======== Source data

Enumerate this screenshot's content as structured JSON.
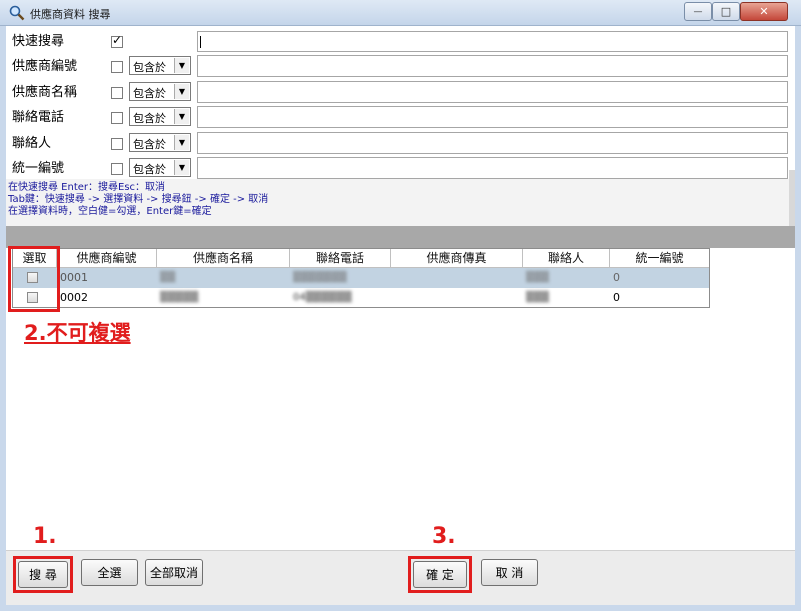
{
  "window": {
    "title": "供應商資料 搜尋",
    "minimize_glyph": "—",
    "maximize_glyph": "□",
    "close_glyph": "✕"
  },
  "search": {
    "fields": [
      {
        "label": "快速搜尋",
        "checked": true
      },
      {
        "label": "供應商編號",
        "checked": false,
        "operator": "包含於"
      },
      {
        "label": "供應商名稱",
        "checked": false,
        "operator": "包含於"
      },
      {
        "label": "聯絡電話",
        "checked": false,
        "operator": "包含於"
      },
      {
        "label": "聯絡人",
        "checked": false,
        "operator": "包含於"
      },
      {
        "label": "統一編號",
        "checked": false,
        "operator": "包含於"
      }
    ],
    "hints": [
      "在快速搜尋 Enter：搜尋Esc：取消",
      "Tab鍵：快速搜尋 -> 選擇資料 -> 搜尋鈕 -> 確定 -> 取消",
      "在選擇資料時，空白健=勾選，Enter鍵=確定"
    ]
  },
  "grid": {
    "columns": [
      "選取",
      "供應商編號",
      "供應商名稱",
      "聯絡電話",
      "供應商傳真",
      "聯絡人",
      "統一編號"
    ],
    "rows": [
      {
        "code": "0001",
        "name": "▒▒",
        "phone": "▒▒▒▒▒▒▒",
        "fax": "",
        "contact": "▒▒▒",
        "tax_id": "0"
      },
      {
        "code": "0002",
        "name": "▒▒▒▒▒",
        "phone": "04▒▒▒▒▒▒",
        "fax": "",
        "contact": "▒▒▒",
        "tax_id": "0"
      }
    ]
  },
  "annotations": {
    "step1": "1.",
    "step2": "2.不可複選",
    "step3": "3.",
    "color": "#e11d1d"
  },
  "buttons": {
    "search": "搜 尋",
    "select_all": "全選",
    "deselect_all": "全部取消",
    "ok": "確 定",
    "cancel": "取 消"
  }
}
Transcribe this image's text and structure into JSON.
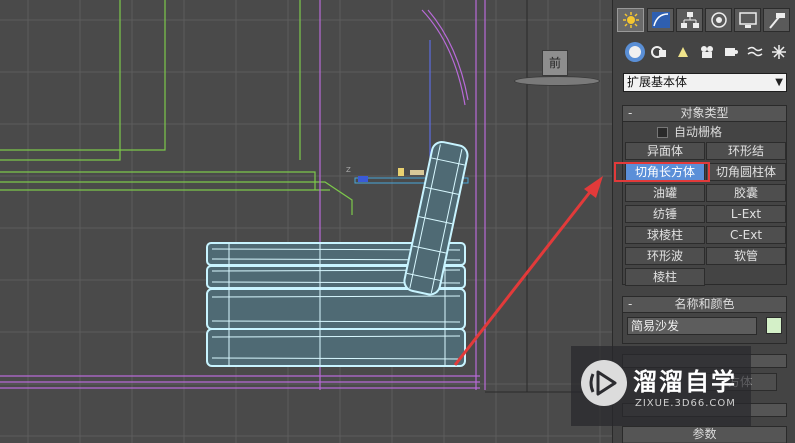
{
  "viewport": {
    "view_cube_label": "前"
  },
  "panel": {
    "tabs": [
      {
        "name": "create-tab",
        "icon": "sun-star-icon"
      },
      {
        "name": "modify-tab",
        "icon": "curve-icon"
      },
      {
        "name": "hierarchy-tab",
        "icon": "hierarchy-icon"
      },
      {
        "name": "motion-tab",
        "icon": "motion-icon"
      },
      {
        "name": "display-tab",
        "icon": "monitor-icon"
      },
      {
        "name": "utilities-tab",
        "icon": "hammer-icon"
      }
    ],
    "subcategory_icons": [
      "geometry-icon",
      "shapes-icon",
      "lights-icon",
      "cameras-icon",
      "helpers-icon",
      "spacewarps-icon",
      "systems-icon"
    ],
    "dropdown_value": "扩展基本体",
    "object_type": {
      "header": "对象类型",
      "minus": "-",
      "autogrid_label": "自动栅格",
      "buttons": [
        "异面体",
        "环形结",
        "切角长方体",
        "切角圆柱体",
        "油罐",
        "胶囊",
        "纺锤",
        "L-Ext",
        "球棱柱",
        "C-Ext",
        "环形波",
        "软管",
        "棱柱"
      ],
      "selected_button": "切角长方体"
    },
    "name_color": {
      "header": "名称和颜色",
      "minus": "-",
      "name_value": "简易沙发",
      "swatch_color": "#d4f0c8"
    },
    "partial_text": "方体",
    "params_header": "参数"
  },
  "annotation": {
    "highlight_color": "#e23a3a"
  },
  "watermark": {
    "title": "溜溜自学",
    "url": "ZIXUE.3D66.COM"
  }
}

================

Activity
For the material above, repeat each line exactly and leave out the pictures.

Final answer
Enumerate this screenshot's content as structured JSON.
{
  "window": {
    "title": "供應商資料 搜尋",
    "minimize_glyph": "—",
    "maximize_glyph": "□",
    "close_glyph": "✕"
  },
  "search": {
    "fields": [
      {
        "label": "快速搜尋",
        "checked": true
      },
      {
        "label": "供應商編號",
        "checked": false,
        "operator": "包含於"
      },
      {
        "label": "供應商名稱",
        "checked": false,
        "operator": "包含於"
      },
      {
        "label": "聯絡電話",
        "checked": false,
        "operator": "包含於"
      },
      {
        "label": "聯絡人",
        "checked": false,
        "operator": "包含於"
      },
      {
        "label": "統一編號",
        "checked": false,
        "operator": "包含於"
      }
    ],
    "hints": [
      "在快速搜尋 Enter：搜尋Esc：取消",
      "Tab鍵：快速搜尋 -> 選擇資料 -> 搜尋鈕 -> 確定 -> 取消",
      "在選擇資料時，空白健=勾選，Enter鍵=確定"
    ]
  },
  "grid": {
    "columns": [
      "選取",
      "供應商編號",
      "供應商名稱",
      "聯絡電話",
      "供應商傳真",
      "聯絡人",
      "統一編號"
    ],
    "rows": [
      {
        "code": "0001",
        "name": "▒▒",
        "phone": "▒▒▒▒▒▒▒",
        "fax": "",
        "contact": "▒▒▒",
        "tax_id": "0"
      },
      {
        "code": "0002",
        "name": "▒▒▒▒▒",
        "phone": "04▒▒▒▒▒▒",
        "fax": "",
        "contact": "▒▒▒",
        "tax_id": "0"
      }
    ]
  },
  "annotations": {
    "step1": "1.",
    "step2": "2.不可複選",
    "step3": "3.",
    "color": "#e11d1d"
  },
  "buttons": {
    "search": "搜 尋",
    "select_all": "全選",
    "deselect_all": "全部取消",
    "ok": "確 定",
    "cancel": "取 消"
  }
}
Transcribe this image's text and structure into JSON.
{
  "viewport": {
    "view_cube_label": "前"
  },
  "panel": {
    "tabs": [
      {
        "name": "create-tab",
        "icon": "sun-star-icon"
      },
      {
        "name": "modify-tab",
        "icon": "curve-icon"
      },
      {
        "name": "hierarchy-tab",
        "icon": "hierarchy-icon"
      },
      {
        "name": "motion-tab",
        "icon": "motion-icon"
      },
      {
        "name": "display-tab",
        "icon": "monitor-icon"
      },
      {
        "name": "utilities-tab",
        "icon": "hammer-icon"
      }
    ],
    "subcategory_icons": [
      "geometry-icon",
      "shapes-icon",
      "lights-icon",
      "cameras-icon",
      "helpers-icon",
      "spacewarps-icon",
      "systems-icon"
    ],
    "dropdown_value": "扩展基本体",
    "object_type": {
      "header": "对象类型",
      "minus": "-",
      "autogrid_label": "自动栅格",
      "buttons": [
        "异面体",
        "环形结",
        "切角长方体",
        "切角圆柱体",
        "油罐",
        "胶囊",
        "纺锤",
        "L-Ext",
        "球棱柱",
        "C-Ext",
        "环形波",
        "软管",
        "棱柱"
      ],
      "selected_button": "切角长方体"
    },
    "name_color": {
      "header": "名称和颜色",
      "minus": "-",
      "name_value": "简易沙发",
      "swatch_color": "#d4f0c8"
    },
    "partial_text": "方体",
    "params_header": "参数"
  },
  "annotation": {
    "highlight_color": "#e23a3a"
  },
  "watermark": {
    "title": "溜溜自学",
    "url": "ZIXUE.3D66.COM"
  }
}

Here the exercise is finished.